:: Exercise details ::
Please set out each line below exactly as it stands, without the images.

(Source records)
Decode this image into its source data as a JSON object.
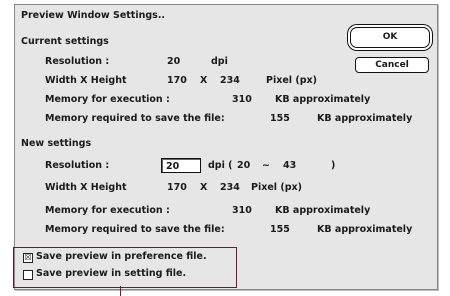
{
  "dialog": {
    "title": "Preview Window Settings..",
    "ok_label": "OK",
    "cancel_label": "Cancel"
  },
  "current": {
    "heading": "Current settings",
    "resolution_label": "Resolution :",
    "resolution_value": "20",
    "resolution_unit": "dpi",
    "wh_label": "Width X Height",
    "width": "170",
    "x_sep": "X",
    "height": "234",
    "wh_unit": "Pixel (px)",
    "mem_exec_label": "Memory for execution :",
    "mem_exec_value": "310",
    "mem_exec_unit": "KB approximately",
    "mem_save_label": "Memory required to save the file:",
    "mem_save_value": "155",
    "mem_save_unit": "KB approximately"
  },
  "new": {
    "heading": "New settings",
    "resolution_label": "Resolution :",
    "resolution_value": "20",
    "range_prefix": "dpi (",
    "range_min": "20",
    "range_sep": "~",
    "range_max": "43",
    "range_close": ")",
    "wh_label": "Width X Height",
    "width": "170",
    "x_sep": "X",
    "height": "234",
    "wh_unit": "Pixel (px)",
    "mem_exec_label": "Memory for execution :",
    "mem_exec_value": "310",
    "mem_exec_unit": "KB approximately",
    "mem_save_label": "Memory required to save the file:",
    "mem_save_value": "155",
    "mem_save_unit": "KB approximately"
  },
  "options": {
    "save_pref_label": "Save preview in preference file.",
    "save_pref_checked": true,
    "save_pref_mark": "☒",
    "save_setting_label": "Save preview in setting file.",
    "save_setting_checked": false
  }
}
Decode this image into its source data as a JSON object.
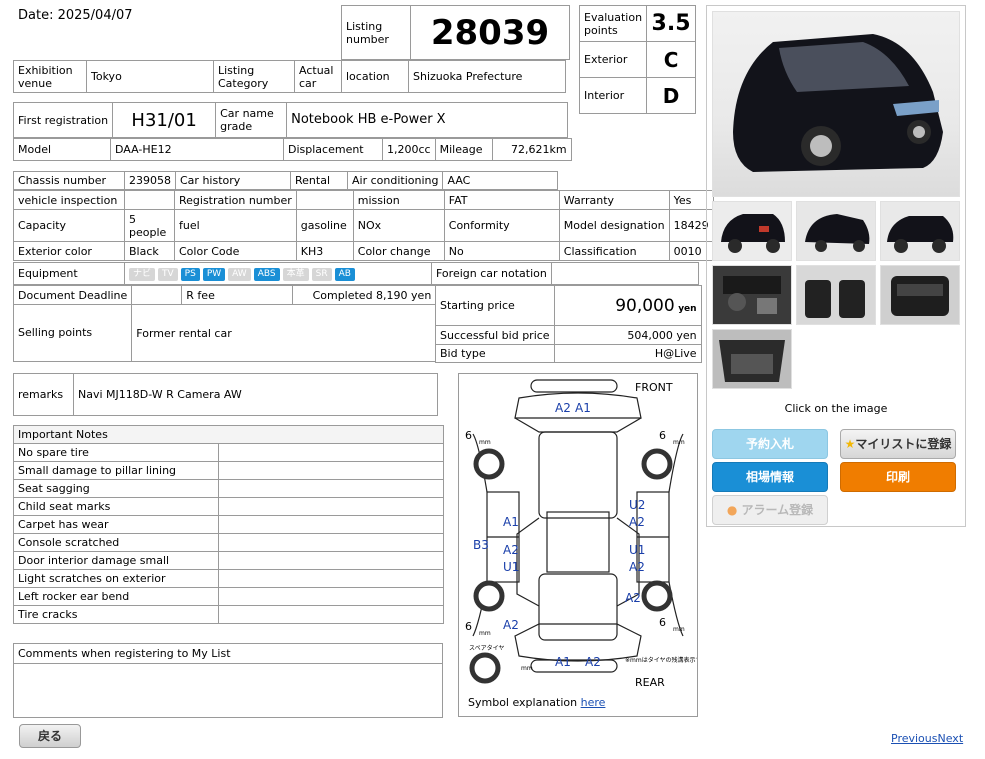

:: Written answer ::
Decode this image into its source data as a JSON object.
{
  "dialog": {
    "title": "Preview Window Settings..",
    "ok_label": "OK",
    "cancel_label": "Cancel"
  },
  "current": {
    "heading": "Current settings",
    "resolution_label": "Resolution :",
    "resolution_value": "20",
    "resolution_unit": "dpi",
    "wh_label": "Width X Height",
    "width": "170",
    "x_sep": "X",
    "height": "234",
    "wh_unit": "Pixel (px)",
    "mem_exec_label": "Memory for execution :",
    "mem_exec_value": "310",
    "mem_exec_unit": "KB approximately",
    "mem_save_label": "Memory required to save the file:",
    "mem_save_value": "155",
    "mem_save_unit": "KB approximately"
  },
  "new": {
    "heading": "New settings",
    "resolution_label": "Resolution :",
    "resolution_value": "20",
    "range_prefix": "dpi (",
    "range_min": "20",
    "range_sep": "~",
    "range_max": "43",
    "range_close": ")",
    "wh_label": "Width X Height",
    "width": "170",
    "x_sep": "X",
    "height": "234",
    "wh_unit": "Pixel (px)",
    "mem_exec_label": "Memory for execution :",
    "mem_exec_value": "310",
    "mem_exec_unit": "KB approximately",
    "mem_save_label": "Memory required to save the file:",
    "mem_save_value": "155",
    "mem_save_unit": "KB approximately"
  },
  "options": {
    "save_pref_label": "Save preview in preference file.",
    "save_pref_checked": true,
    "save_pref_mark": "☒",
    "save_setting_label": "Save preview in setting file.",
    "save_setting_checked": false
  }
}
Decode this image into its source data as a JSON object.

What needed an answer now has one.